Kevin Durant had been just ordinary so far in these Olympics.
That’s probably not good enough for gold.
Not on this U.S. men’s basketball team, an unproven and for now still unspectacular group.
Durant is the top scorer to ever wear the red, white and blue, a player who has been unstoppable on the international stage from the moment he arrived.
He finally showed that off again Saturday night with 23 points in the Americans’ 119-84 victory over the Czech Republic in their final game of group play.
“It’s literally our third game of all us together,” guard Jrue Holiday said, “but we knew KD would come in and do what he was supposed to do, do what he always does.”
And just what the U.S. needs.
The Americans are still learning each other and the international game, with differences from the NBA in the way it’s played and officiated.
Durant has already mastered it.
And now he can teach this group.
He doesn’t try to be a vocal leader, relying more on the way he plays and practices to set an example for his teammates.
Sure, the three-time Olympian shared some stories about the opening ceremonies or his other experiences to some of the newcomers, but he’s not about to talk their ear off about how to play what he calls a simple game.
“It’s basketball at the end of the day,” said Durant, who has played for the U.S. as well as anyone who had ever done it — if not better.
He now has 354 points in his 19 Olympic games (18.6 per game), surpassing the 336 that Carmelo Anthony scored in his four Olympics.
But Durant hadn’t been sharp yet in Japan, shooting just 4 for 12 in the opening loss to France and scoring 10 points in both games.
“I think it was just a matter of time,” Holiday said.
U.S. officials weren’t sure of their chances at the world basketball championships in 2010, after none of the veterans from the 2008 Olympic gold medalists opted to play and left the Americans with a number of players in their early 20s.
Durant averaged 22.8 points and won tournament MVP honors as the Americans won gold and he never slowed down once he made the Olympic roster two years later.
He scored 156 points in 2012 and 155 in 2016, finishing both tournaments with 30 points in the gold-medal game.

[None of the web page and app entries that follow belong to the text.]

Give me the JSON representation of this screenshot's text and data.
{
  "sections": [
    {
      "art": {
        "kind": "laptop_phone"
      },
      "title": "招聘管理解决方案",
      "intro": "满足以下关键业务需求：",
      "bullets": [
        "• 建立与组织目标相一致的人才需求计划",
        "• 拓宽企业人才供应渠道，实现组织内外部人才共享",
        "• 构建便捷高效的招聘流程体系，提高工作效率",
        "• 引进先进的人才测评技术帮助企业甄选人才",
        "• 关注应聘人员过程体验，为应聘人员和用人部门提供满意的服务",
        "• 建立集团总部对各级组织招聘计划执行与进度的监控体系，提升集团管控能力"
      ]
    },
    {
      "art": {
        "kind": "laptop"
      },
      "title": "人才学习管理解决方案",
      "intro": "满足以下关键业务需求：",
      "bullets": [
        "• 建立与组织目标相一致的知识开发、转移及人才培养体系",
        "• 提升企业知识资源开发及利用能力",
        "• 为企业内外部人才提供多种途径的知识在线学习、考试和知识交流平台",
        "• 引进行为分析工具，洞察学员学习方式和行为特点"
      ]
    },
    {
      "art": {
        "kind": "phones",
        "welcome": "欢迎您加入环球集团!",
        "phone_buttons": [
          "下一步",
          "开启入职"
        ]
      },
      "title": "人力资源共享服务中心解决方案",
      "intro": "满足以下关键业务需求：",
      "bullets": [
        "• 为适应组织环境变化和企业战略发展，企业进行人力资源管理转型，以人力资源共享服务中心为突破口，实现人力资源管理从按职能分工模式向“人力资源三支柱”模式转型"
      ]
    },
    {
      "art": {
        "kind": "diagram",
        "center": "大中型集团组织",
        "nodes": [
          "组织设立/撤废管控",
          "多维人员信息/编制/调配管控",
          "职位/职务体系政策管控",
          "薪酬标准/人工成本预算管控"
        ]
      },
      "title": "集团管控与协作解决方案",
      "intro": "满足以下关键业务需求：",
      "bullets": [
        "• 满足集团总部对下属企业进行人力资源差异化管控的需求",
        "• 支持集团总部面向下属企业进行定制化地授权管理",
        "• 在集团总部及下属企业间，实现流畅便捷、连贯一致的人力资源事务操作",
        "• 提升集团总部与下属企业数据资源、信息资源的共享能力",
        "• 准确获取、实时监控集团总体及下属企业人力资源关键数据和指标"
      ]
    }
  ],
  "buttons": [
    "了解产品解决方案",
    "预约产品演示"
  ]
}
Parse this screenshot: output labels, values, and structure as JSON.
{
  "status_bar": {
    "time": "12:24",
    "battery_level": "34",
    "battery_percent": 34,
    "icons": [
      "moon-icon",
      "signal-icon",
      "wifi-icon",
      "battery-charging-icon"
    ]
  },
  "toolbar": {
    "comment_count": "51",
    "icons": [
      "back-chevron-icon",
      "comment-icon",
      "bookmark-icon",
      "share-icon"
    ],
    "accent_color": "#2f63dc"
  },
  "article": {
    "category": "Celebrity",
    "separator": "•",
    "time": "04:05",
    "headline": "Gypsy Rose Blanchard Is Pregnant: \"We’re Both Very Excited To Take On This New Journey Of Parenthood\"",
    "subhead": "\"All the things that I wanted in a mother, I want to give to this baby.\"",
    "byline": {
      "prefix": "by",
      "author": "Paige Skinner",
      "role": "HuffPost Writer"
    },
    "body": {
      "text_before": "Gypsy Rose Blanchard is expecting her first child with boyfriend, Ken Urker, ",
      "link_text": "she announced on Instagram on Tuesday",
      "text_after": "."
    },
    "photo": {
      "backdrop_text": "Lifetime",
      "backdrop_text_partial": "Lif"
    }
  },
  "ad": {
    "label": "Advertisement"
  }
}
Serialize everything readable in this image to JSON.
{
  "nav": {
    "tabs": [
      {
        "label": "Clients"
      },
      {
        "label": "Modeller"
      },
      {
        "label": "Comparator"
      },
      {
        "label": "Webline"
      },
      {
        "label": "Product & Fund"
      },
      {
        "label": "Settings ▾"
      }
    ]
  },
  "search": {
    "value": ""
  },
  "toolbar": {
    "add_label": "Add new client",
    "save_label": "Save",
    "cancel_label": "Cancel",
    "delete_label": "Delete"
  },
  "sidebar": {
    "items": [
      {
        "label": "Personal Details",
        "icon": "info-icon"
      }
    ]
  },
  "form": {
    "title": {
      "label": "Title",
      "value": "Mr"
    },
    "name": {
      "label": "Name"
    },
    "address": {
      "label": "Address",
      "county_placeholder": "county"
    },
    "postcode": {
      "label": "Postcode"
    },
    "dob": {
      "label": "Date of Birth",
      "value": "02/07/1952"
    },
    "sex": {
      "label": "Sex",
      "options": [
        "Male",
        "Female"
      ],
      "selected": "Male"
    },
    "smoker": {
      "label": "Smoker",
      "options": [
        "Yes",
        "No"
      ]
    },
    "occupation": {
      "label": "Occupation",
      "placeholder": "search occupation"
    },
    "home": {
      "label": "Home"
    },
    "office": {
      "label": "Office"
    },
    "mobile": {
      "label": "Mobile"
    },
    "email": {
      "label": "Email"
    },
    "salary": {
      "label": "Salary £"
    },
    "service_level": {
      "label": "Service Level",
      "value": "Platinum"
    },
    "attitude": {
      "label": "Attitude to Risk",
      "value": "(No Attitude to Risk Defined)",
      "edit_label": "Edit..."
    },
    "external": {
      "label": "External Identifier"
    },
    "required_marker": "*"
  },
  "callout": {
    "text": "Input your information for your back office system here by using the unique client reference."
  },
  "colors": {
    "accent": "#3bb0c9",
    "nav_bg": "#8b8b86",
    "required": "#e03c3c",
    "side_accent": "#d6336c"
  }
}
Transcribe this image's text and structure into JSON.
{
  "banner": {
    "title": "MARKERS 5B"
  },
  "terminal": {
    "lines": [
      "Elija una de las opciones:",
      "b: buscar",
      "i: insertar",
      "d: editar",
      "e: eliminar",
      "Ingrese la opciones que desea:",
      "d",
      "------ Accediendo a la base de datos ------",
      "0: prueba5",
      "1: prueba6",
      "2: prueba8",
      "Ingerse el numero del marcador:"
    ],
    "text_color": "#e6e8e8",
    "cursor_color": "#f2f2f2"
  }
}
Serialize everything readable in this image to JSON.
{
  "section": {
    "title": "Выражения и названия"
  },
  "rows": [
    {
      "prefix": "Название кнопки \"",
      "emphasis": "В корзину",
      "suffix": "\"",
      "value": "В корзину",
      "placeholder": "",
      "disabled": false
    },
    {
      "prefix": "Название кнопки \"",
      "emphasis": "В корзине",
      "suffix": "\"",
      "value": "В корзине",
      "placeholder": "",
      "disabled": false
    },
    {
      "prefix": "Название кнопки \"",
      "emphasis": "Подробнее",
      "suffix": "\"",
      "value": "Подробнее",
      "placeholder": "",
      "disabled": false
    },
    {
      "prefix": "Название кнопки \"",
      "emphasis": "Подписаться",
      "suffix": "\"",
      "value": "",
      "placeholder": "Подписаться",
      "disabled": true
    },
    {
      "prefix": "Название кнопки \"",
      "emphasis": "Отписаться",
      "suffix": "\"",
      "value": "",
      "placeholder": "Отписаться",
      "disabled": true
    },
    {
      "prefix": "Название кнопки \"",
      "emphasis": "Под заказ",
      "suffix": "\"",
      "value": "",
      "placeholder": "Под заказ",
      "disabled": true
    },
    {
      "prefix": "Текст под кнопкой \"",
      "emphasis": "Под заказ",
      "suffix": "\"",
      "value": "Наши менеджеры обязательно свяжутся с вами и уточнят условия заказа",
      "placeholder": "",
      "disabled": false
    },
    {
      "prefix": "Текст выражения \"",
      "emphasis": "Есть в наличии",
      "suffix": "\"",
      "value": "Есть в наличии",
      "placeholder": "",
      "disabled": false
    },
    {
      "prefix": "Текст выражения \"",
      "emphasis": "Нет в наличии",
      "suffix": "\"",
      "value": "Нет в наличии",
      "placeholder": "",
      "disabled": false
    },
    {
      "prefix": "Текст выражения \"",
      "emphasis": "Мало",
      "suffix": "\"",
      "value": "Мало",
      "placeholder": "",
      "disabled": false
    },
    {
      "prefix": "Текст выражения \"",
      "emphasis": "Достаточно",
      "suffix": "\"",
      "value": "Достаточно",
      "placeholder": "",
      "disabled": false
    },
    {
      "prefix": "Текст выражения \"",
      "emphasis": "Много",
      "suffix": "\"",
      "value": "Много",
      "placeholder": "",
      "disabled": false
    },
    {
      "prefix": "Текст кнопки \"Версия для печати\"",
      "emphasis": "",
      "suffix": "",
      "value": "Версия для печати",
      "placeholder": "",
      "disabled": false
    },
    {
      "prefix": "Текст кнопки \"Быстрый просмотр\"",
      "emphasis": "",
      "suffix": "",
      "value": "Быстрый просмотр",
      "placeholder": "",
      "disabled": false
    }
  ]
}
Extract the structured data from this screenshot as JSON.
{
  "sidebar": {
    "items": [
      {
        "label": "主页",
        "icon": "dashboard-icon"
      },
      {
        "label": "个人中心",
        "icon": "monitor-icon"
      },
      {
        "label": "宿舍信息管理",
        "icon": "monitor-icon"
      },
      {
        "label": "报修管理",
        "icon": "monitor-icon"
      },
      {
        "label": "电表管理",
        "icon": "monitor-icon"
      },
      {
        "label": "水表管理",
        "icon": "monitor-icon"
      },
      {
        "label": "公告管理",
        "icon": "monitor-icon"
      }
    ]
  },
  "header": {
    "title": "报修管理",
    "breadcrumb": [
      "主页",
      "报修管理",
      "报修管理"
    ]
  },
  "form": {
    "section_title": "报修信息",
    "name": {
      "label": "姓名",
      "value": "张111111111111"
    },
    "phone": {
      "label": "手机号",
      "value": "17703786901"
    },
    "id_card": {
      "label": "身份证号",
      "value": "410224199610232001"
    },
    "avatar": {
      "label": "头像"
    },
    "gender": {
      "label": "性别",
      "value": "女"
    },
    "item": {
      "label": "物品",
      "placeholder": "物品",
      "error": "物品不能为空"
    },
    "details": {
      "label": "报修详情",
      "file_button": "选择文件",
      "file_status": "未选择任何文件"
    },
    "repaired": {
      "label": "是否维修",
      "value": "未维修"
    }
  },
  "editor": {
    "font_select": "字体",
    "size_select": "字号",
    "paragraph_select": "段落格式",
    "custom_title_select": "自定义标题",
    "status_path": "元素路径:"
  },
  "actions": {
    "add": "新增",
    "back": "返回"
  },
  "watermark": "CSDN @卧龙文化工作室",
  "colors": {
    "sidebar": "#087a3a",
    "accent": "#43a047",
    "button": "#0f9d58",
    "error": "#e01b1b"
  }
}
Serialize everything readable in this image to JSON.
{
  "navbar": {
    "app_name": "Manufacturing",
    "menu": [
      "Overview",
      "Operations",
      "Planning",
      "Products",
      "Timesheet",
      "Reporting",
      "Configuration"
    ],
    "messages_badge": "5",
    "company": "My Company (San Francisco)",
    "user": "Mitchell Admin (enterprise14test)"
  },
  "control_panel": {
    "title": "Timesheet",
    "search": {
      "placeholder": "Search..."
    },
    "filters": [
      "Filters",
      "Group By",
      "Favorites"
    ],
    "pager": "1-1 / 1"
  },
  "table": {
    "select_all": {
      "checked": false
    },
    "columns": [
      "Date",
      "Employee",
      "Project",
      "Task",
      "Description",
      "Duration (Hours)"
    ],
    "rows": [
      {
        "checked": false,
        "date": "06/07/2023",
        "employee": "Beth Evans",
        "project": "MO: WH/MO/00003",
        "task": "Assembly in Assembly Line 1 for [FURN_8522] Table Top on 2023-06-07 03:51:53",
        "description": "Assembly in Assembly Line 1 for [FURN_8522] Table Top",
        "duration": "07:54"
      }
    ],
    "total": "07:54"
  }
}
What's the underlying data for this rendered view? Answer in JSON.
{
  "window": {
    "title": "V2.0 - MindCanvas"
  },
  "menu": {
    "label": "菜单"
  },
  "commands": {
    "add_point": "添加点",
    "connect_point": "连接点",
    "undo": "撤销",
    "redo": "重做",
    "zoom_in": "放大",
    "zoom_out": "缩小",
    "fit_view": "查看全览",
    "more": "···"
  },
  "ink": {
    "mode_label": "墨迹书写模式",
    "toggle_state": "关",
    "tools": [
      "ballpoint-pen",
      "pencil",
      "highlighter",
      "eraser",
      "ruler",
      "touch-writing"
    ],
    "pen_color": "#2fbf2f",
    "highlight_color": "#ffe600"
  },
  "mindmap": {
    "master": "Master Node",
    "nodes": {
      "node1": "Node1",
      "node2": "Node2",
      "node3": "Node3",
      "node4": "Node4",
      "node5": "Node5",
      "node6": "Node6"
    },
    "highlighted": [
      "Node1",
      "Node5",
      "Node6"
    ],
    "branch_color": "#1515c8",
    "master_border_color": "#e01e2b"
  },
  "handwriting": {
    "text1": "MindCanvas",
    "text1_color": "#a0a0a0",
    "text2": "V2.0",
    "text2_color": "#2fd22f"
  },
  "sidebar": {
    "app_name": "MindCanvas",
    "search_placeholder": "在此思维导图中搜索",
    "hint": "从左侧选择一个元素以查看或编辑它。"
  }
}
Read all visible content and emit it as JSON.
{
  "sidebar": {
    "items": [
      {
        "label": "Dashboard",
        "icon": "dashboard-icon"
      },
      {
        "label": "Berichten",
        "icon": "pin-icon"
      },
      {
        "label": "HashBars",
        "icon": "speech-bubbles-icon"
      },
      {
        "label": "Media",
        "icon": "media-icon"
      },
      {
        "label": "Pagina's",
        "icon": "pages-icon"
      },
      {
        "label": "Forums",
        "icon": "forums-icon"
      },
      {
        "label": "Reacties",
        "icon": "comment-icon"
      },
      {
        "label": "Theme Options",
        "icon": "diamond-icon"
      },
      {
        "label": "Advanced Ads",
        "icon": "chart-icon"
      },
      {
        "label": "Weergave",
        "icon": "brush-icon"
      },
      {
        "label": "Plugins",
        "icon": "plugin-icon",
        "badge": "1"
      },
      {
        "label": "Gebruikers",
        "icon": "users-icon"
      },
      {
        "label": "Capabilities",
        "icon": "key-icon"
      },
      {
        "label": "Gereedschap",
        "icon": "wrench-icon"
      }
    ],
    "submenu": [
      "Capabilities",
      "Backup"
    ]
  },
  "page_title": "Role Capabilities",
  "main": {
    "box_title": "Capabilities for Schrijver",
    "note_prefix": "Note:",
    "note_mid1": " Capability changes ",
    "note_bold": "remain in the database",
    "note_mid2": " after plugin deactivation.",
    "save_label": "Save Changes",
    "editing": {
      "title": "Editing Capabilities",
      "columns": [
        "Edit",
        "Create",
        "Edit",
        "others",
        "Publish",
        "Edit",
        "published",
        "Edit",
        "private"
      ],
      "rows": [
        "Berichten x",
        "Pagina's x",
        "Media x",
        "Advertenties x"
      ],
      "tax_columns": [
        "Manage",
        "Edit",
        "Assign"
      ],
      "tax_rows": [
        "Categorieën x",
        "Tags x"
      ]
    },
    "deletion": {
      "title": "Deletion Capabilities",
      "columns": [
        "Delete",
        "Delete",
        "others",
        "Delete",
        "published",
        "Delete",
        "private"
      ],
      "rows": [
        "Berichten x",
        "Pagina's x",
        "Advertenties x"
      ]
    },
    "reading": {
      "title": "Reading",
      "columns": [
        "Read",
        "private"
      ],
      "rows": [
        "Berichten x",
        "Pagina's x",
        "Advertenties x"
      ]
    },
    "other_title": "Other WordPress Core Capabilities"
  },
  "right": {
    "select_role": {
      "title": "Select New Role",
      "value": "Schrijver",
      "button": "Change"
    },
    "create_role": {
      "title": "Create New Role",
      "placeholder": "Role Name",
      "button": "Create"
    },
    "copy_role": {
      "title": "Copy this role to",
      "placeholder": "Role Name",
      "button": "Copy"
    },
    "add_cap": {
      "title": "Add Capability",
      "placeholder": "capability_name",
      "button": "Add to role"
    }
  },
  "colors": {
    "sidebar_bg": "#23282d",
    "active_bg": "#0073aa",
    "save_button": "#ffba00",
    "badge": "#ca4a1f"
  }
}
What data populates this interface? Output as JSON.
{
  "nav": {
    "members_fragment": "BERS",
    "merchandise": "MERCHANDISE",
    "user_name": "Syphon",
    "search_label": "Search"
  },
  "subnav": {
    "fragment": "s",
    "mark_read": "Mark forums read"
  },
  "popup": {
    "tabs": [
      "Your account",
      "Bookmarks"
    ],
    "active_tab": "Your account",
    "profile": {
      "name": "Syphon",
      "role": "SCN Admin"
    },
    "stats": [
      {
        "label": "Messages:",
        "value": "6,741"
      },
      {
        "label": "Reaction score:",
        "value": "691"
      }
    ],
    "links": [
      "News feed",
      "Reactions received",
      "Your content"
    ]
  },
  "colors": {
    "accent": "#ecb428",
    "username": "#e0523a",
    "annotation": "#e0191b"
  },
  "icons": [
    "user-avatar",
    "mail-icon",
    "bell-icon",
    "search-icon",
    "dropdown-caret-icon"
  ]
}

Though it would become a blowout, the Americans were trailing early into the second quarter Saturday before Durant heated up. His 3-pointer with 6:18 remaining broke Anthony’s record and he followed by hitting another on the next possession.
He kept rolling into the third quarter and by then his teammates had loosened up after their uneven start and surged into the quarterfinals with ease.
Durant is still a long way from the top scorers in Olympic history. Brazil’s Oscar Schmidt scored 1,093 points and Andrew Gaze of Australia had 789. Both of them appeared in five Olympics.
But Durant views himself as far more than a scorer, anyway. He finished with eight rebounds and six assists, both team highs, and also a blocked shot that started a fast break while playing inside for an undersized U.S. team.
In his first season back from a ruptured Achilles tendon that forced him to miss a season, Durant had to do it all for the Brooklyn Nets at the end of the playoffs. Even though Kyrie Irving and James Harden were both injured in the series, Durant carried the Nets to a Game 7 against eventual champion Milwaukee in the second round. He had 49 points and a triple-double in Game and 48 in Game 7.
He won’t have to score that much on this U.S. team, but he’s ready to do whatever is required.
“I’ve had a lot asked of me for every team I played for since I was 8 years old,” Durant said.
“I feel like I have to be prepared to do everything single thing on the court.”
That might just be what it takes.